**Exercise brief**
The answer must be a single number: how many lines in the records below contain the word "accent".

**Data under study**
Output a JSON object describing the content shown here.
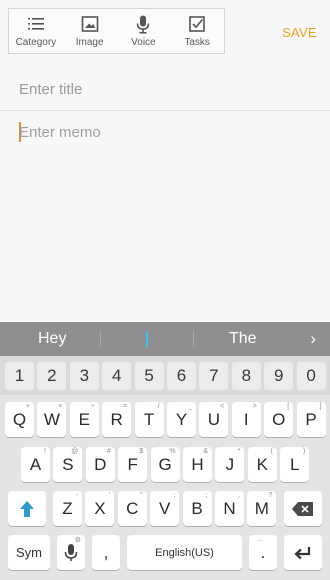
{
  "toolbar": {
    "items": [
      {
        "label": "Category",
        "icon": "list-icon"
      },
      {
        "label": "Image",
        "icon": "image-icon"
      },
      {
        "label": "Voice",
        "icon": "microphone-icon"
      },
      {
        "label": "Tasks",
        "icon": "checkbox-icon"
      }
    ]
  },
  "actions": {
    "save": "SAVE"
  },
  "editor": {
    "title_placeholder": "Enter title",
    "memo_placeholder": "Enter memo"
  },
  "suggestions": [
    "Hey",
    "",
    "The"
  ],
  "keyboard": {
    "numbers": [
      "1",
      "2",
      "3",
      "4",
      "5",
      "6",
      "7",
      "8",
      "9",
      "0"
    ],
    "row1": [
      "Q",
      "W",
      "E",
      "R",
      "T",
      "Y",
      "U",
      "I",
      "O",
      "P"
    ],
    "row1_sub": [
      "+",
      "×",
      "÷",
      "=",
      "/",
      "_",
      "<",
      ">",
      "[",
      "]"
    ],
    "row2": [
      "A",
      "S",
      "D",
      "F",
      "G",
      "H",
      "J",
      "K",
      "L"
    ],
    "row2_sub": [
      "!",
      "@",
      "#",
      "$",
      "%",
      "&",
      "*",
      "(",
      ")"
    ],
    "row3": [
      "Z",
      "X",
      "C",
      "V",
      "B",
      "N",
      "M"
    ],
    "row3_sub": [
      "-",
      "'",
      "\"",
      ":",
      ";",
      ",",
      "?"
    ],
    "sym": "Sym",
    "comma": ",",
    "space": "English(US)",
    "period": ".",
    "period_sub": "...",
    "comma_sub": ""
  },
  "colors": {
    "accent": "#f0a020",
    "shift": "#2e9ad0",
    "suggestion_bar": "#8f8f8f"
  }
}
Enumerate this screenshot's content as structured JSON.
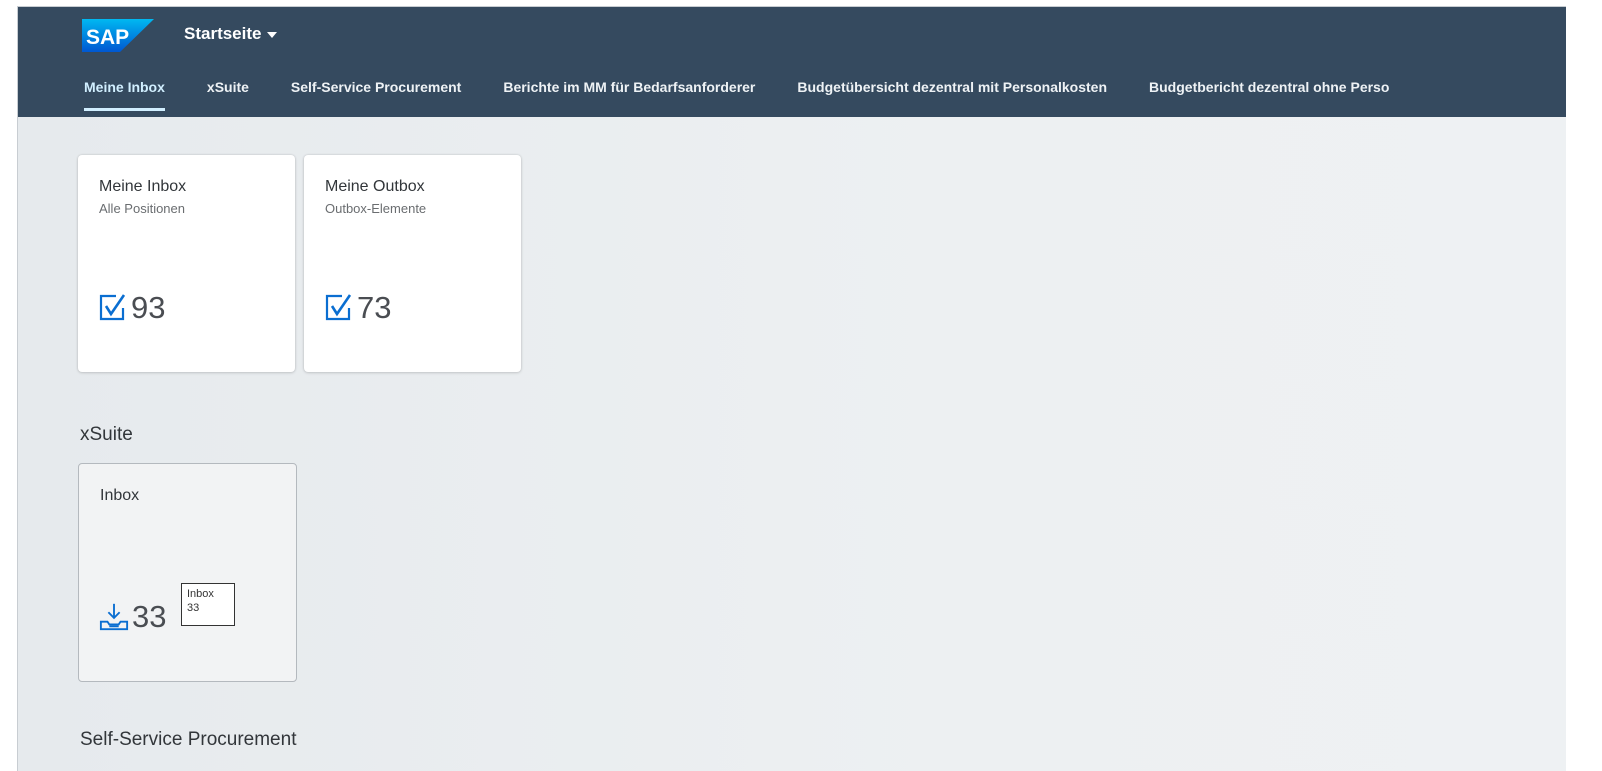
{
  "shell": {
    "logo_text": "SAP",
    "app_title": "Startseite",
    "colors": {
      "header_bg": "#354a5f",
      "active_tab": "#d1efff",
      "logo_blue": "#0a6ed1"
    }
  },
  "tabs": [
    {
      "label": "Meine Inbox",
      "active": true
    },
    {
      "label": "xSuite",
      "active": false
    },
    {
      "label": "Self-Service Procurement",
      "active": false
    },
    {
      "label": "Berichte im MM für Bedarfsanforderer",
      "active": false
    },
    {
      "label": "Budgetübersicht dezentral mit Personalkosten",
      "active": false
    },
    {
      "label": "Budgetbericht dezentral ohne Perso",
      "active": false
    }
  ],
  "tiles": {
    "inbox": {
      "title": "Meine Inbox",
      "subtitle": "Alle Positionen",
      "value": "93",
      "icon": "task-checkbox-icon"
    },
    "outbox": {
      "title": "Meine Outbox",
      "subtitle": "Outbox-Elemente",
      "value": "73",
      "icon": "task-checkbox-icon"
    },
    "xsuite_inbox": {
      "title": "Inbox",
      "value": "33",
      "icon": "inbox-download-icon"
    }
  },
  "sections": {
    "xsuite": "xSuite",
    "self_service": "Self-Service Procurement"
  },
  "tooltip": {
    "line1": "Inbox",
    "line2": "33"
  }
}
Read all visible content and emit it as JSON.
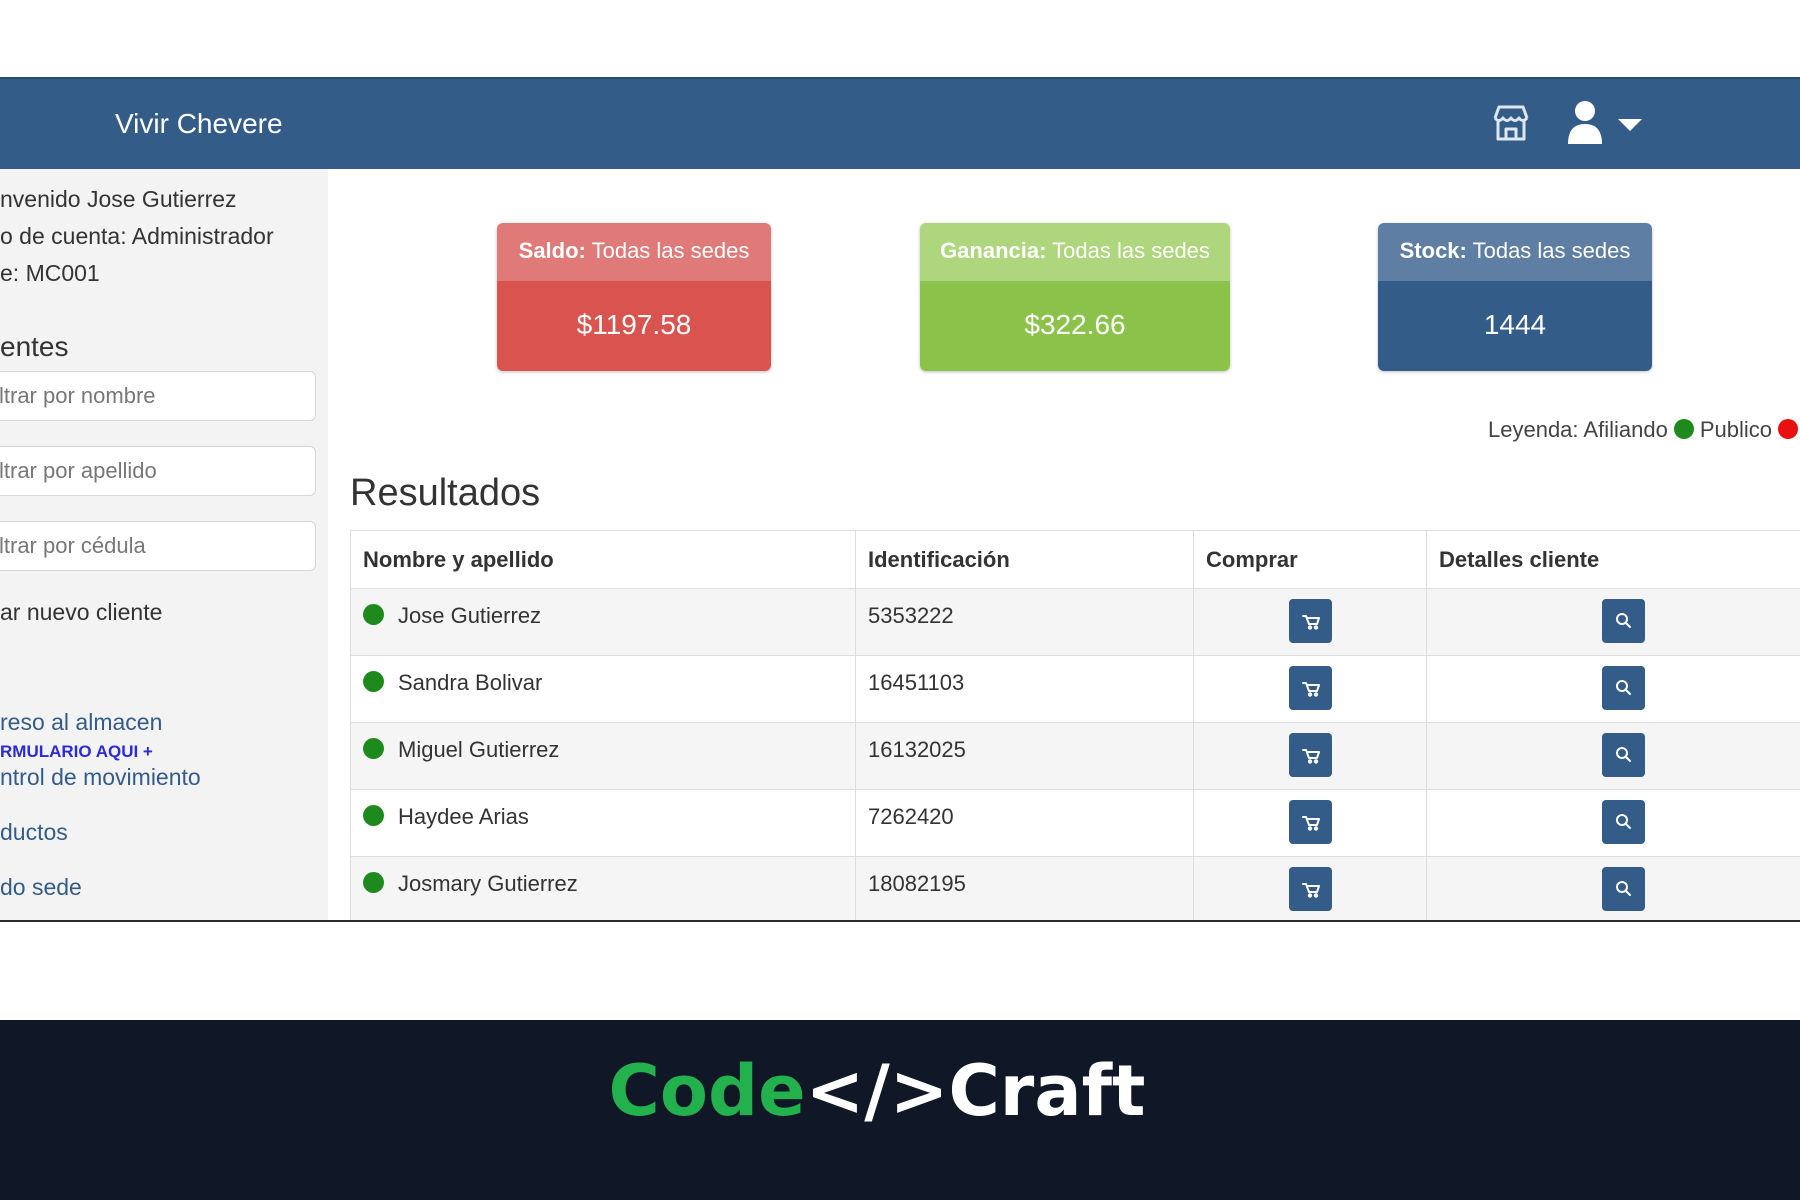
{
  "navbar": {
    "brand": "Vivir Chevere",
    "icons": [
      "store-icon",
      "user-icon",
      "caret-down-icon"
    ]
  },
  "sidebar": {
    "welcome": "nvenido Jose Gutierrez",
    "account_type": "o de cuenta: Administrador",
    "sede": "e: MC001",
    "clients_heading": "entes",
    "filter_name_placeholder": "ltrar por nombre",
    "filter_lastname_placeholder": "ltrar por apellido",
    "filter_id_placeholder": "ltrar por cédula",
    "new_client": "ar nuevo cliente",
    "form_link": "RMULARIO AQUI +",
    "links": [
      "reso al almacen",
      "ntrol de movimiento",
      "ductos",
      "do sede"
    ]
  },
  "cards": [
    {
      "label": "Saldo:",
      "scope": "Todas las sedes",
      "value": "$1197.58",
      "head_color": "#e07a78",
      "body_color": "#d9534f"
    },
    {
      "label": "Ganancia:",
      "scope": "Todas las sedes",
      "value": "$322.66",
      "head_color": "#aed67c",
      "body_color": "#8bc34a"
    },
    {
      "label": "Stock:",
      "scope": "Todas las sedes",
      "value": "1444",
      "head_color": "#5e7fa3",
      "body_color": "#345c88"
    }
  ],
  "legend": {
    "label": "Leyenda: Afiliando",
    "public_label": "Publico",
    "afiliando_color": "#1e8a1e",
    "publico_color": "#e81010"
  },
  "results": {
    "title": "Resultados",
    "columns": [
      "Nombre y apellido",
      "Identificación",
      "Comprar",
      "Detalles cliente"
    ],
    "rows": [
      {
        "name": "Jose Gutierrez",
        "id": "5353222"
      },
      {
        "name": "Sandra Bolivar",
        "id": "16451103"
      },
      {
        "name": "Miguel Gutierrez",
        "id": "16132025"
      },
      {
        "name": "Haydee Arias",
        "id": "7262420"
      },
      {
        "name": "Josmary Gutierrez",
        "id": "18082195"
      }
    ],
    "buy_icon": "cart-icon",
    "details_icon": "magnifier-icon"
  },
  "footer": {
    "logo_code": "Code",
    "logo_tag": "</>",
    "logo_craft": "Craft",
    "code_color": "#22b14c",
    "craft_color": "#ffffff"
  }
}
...
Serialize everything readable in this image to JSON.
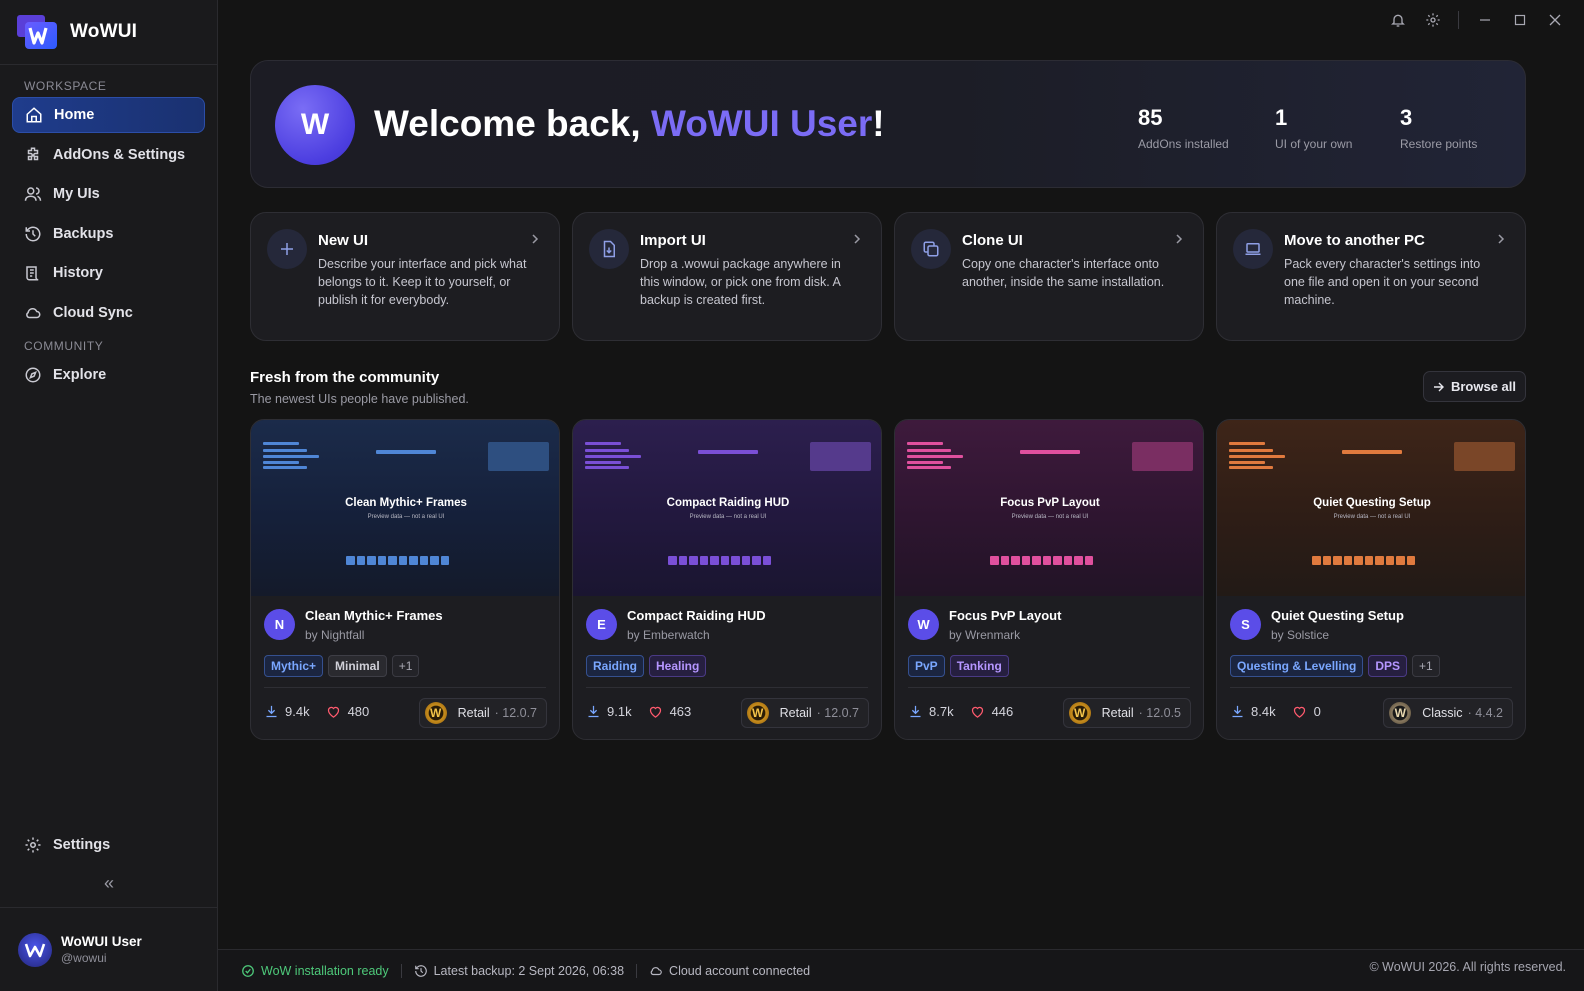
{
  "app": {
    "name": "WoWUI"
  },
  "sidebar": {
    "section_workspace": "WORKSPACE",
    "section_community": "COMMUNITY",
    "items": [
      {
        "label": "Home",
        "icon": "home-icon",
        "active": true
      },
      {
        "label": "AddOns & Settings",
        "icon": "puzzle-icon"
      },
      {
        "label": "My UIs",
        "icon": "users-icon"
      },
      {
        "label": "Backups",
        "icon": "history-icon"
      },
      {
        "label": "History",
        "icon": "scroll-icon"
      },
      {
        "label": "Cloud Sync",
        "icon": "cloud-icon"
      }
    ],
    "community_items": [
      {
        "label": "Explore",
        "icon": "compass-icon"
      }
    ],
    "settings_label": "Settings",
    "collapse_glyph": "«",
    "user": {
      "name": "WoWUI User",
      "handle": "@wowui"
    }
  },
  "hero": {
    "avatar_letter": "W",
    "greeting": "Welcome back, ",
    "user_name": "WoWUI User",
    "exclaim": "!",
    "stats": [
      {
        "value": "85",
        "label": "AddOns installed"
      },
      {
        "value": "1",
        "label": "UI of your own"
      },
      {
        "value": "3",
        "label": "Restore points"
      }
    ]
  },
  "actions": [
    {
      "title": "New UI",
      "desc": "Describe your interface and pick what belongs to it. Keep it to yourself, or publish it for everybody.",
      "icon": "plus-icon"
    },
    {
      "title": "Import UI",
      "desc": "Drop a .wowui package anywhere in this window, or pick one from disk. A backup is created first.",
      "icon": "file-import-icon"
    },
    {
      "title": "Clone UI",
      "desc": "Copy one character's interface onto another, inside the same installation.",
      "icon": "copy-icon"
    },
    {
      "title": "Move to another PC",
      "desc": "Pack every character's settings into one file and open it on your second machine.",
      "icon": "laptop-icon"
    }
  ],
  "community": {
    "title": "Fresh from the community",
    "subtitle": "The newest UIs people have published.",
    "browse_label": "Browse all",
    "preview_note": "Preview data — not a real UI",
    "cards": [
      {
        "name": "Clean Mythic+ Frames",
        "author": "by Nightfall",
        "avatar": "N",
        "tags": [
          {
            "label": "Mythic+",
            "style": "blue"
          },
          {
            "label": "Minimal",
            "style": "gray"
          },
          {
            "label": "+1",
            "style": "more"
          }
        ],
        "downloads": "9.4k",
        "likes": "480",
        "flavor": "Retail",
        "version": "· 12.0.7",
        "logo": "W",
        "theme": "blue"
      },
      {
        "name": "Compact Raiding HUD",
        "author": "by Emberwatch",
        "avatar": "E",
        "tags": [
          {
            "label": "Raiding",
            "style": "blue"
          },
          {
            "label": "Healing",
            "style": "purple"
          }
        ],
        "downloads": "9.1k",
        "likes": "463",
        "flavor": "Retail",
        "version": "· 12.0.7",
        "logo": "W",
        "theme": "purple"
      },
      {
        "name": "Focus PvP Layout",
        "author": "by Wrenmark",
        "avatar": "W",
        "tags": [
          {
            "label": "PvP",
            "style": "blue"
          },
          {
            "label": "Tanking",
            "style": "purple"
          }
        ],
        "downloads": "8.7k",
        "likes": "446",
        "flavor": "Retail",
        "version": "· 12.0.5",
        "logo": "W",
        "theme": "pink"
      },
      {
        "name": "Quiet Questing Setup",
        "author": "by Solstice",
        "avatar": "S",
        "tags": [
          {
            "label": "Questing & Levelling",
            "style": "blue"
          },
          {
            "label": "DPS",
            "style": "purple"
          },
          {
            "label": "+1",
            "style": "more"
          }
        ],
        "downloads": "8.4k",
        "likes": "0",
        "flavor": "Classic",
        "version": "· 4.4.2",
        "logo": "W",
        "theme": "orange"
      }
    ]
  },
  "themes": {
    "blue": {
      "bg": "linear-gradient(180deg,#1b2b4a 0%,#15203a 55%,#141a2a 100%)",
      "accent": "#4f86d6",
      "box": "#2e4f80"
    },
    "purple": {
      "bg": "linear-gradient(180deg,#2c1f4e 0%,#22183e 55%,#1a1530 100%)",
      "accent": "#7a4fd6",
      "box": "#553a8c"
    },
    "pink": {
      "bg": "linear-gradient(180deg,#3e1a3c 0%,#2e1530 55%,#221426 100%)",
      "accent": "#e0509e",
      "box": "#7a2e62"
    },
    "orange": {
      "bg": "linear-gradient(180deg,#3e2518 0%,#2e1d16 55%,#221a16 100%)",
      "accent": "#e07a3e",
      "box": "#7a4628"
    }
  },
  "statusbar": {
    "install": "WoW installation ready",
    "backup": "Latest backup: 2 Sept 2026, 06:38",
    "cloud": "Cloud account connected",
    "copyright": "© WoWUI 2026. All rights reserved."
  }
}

**Task answer**
5